(Extracted entries Opens)

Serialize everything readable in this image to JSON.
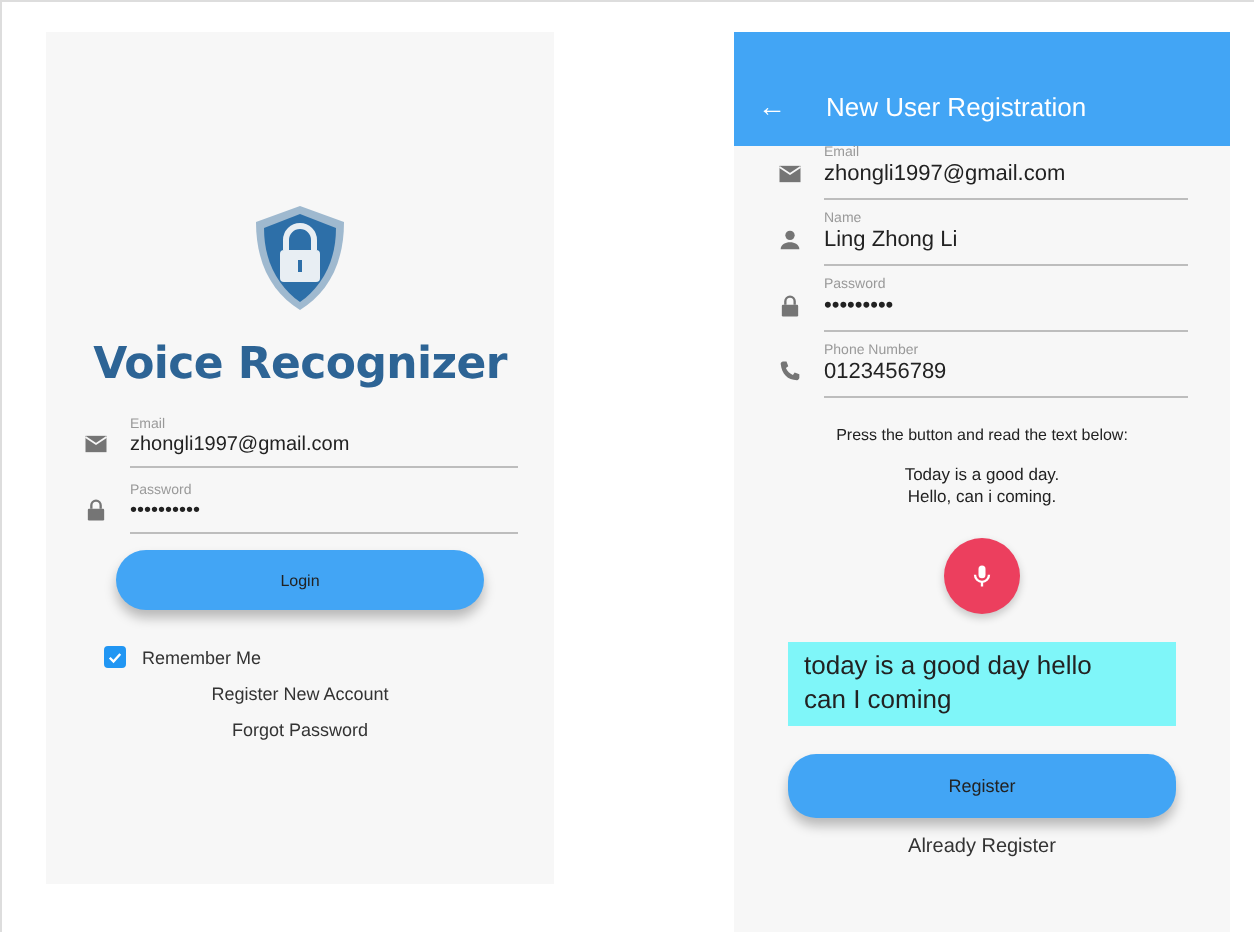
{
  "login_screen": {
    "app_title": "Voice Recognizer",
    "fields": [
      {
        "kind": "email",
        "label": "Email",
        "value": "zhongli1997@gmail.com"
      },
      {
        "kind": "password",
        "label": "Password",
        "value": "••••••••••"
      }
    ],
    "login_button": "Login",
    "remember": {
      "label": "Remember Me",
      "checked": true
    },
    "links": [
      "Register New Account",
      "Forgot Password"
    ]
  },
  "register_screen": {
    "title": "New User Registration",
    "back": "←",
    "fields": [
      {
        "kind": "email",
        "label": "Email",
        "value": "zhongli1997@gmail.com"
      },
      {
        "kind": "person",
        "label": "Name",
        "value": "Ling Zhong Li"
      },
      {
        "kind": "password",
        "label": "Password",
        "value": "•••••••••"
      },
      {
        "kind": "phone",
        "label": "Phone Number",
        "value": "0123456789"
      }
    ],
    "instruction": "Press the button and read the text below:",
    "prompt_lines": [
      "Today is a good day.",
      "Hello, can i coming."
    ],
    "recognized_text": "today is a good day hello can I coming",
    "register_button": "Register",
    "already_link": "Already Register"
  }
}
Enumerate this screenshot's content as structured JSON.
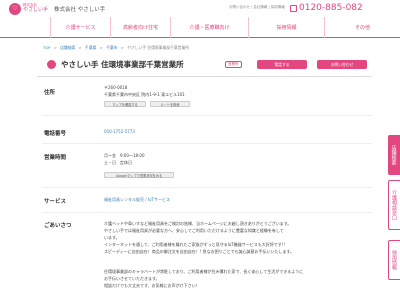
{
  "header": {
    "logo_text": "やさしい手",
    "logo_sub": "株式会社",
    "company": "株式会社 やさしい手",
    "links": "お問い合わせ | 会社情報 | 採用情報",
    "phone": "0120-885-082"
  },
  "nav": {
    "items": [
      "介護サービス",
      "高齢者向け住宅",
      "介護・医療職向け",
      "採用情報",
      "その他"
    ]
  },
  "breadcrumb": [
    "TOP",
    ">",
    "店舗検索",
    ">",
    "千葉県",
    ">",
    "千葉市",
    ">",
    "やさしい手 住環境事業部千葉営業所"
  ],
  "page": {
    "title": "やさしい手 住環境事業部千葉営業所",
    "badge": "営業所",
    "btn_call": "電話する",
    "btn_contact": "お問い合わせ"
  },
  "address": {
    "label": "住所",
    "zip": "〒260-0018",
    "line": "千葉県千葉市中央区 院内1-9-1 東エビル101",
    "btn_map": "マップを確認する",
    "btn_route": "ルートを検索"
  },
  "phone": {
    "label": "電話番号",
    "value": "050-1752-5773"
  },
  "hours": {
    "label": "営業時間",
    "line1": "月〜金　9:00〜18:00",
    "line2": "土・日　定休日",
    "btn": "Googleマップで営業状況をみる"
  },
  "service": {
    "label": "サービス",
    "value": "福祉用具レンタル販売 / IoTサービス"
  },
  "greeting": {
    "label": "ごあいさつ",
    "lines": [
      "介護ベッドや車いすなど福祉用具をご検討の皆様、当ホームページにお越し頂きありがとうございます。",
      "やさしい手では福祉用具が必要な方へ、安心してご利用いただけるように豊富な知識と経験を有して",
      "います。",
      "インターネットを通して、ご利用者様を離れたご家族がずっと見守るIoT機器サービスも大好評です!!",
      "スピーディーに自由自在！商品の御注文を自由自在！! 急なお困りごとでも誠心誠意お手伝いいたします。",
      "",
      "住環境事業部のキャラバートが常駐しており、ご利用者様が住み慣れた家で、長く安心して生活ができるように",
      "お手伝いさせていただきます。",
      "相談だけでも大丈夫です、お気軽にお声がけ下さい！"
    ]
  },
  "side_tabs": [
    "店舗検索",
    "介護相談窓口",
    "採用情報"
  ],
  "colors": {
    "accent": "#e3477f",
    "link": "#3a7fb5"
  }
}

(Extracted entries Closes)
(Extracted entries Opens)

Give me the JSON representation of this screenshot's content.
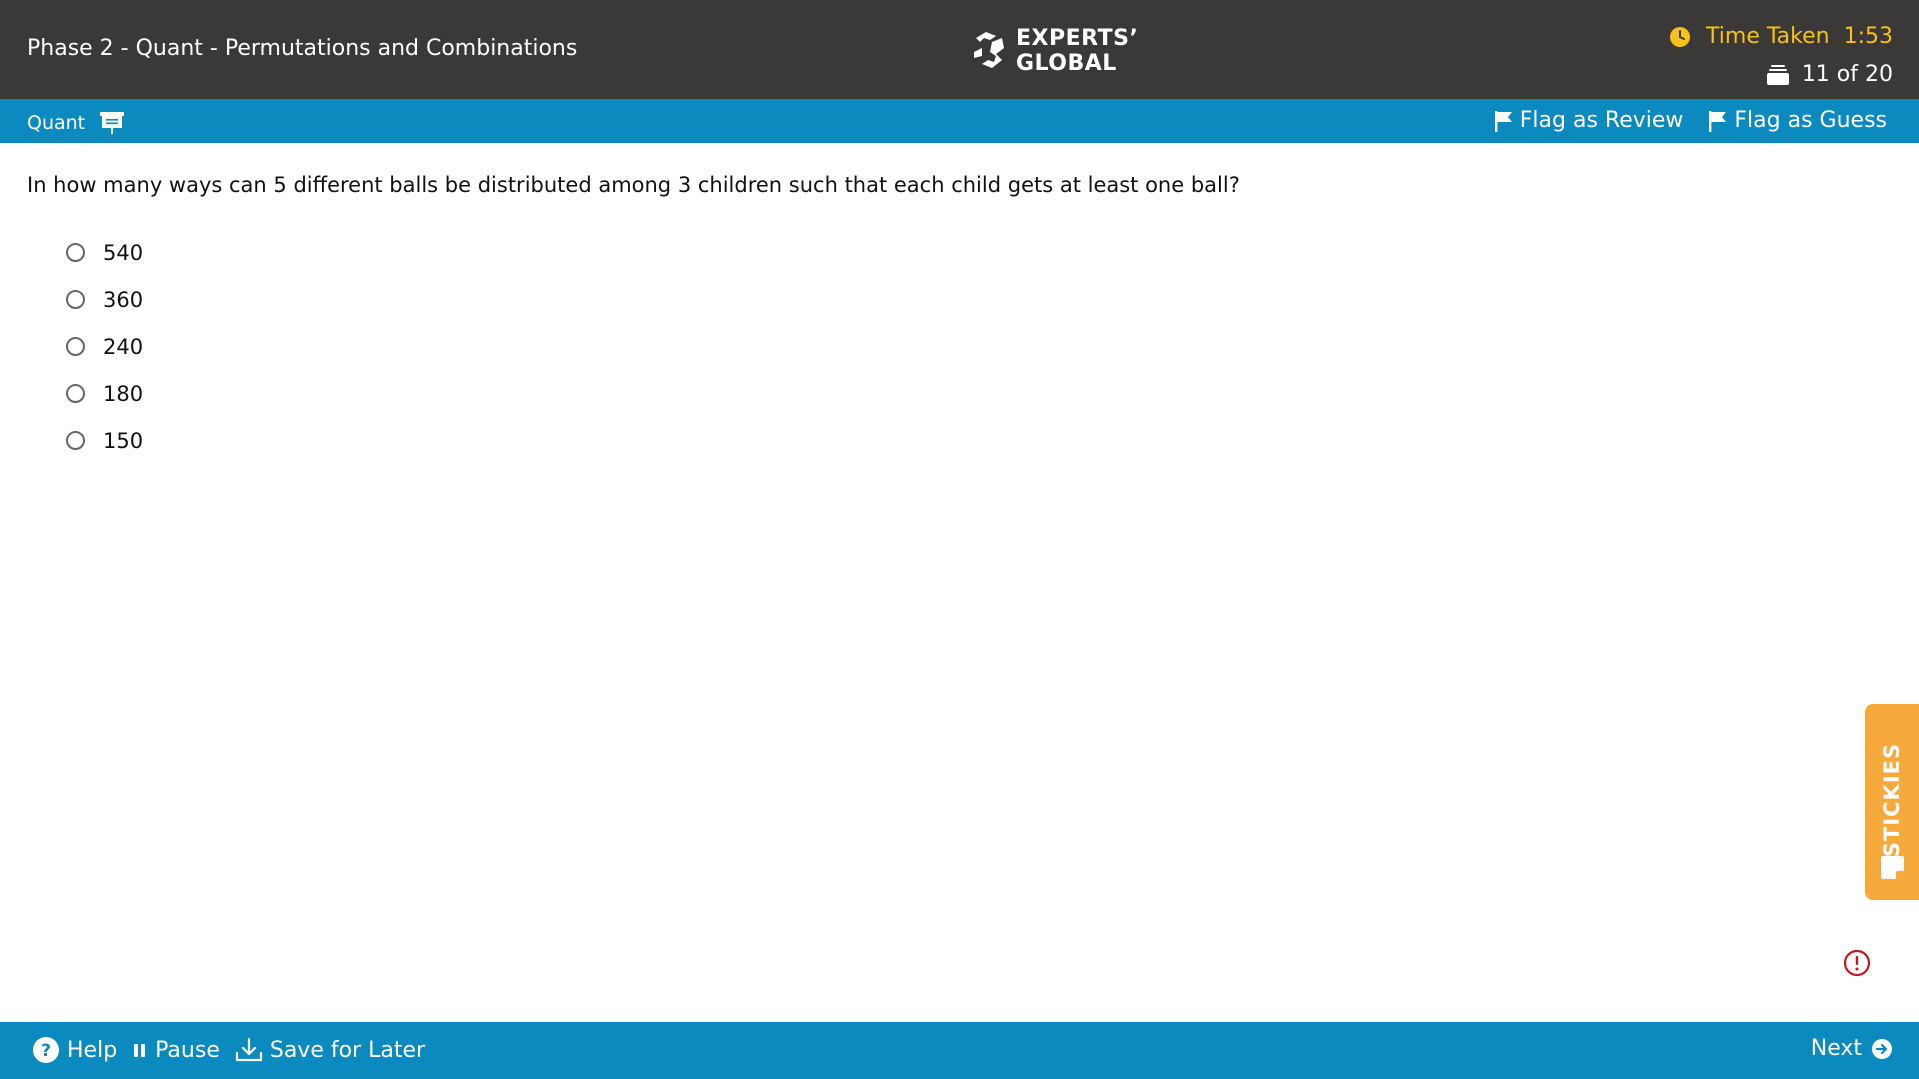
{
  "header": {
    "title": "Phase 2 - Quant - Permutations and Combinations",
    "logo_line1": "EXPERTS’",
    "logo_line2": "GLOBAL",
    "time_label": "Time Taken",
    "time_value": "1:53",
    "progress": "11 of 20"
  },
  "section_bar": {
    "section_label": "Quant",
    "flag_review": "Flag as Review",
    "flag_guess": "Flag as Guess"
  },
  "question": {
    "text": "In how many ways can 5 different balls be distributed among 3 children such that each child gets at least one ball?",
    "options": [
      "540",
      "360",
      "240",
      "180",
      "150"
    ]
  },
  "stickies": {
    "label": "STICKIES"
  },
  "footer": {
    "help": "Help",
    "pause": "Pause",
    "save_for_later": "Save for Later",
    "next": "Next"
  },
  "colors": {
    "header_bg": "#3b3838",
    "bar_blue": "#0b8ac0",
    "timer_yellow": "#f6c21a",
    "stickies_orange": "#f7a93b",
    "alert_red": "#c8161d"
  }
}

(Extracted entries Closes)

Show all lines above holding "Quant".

Your solution »
    "title": "Phase 2 - Quant - Permutations and Combinations",
    "section_label": "Quant",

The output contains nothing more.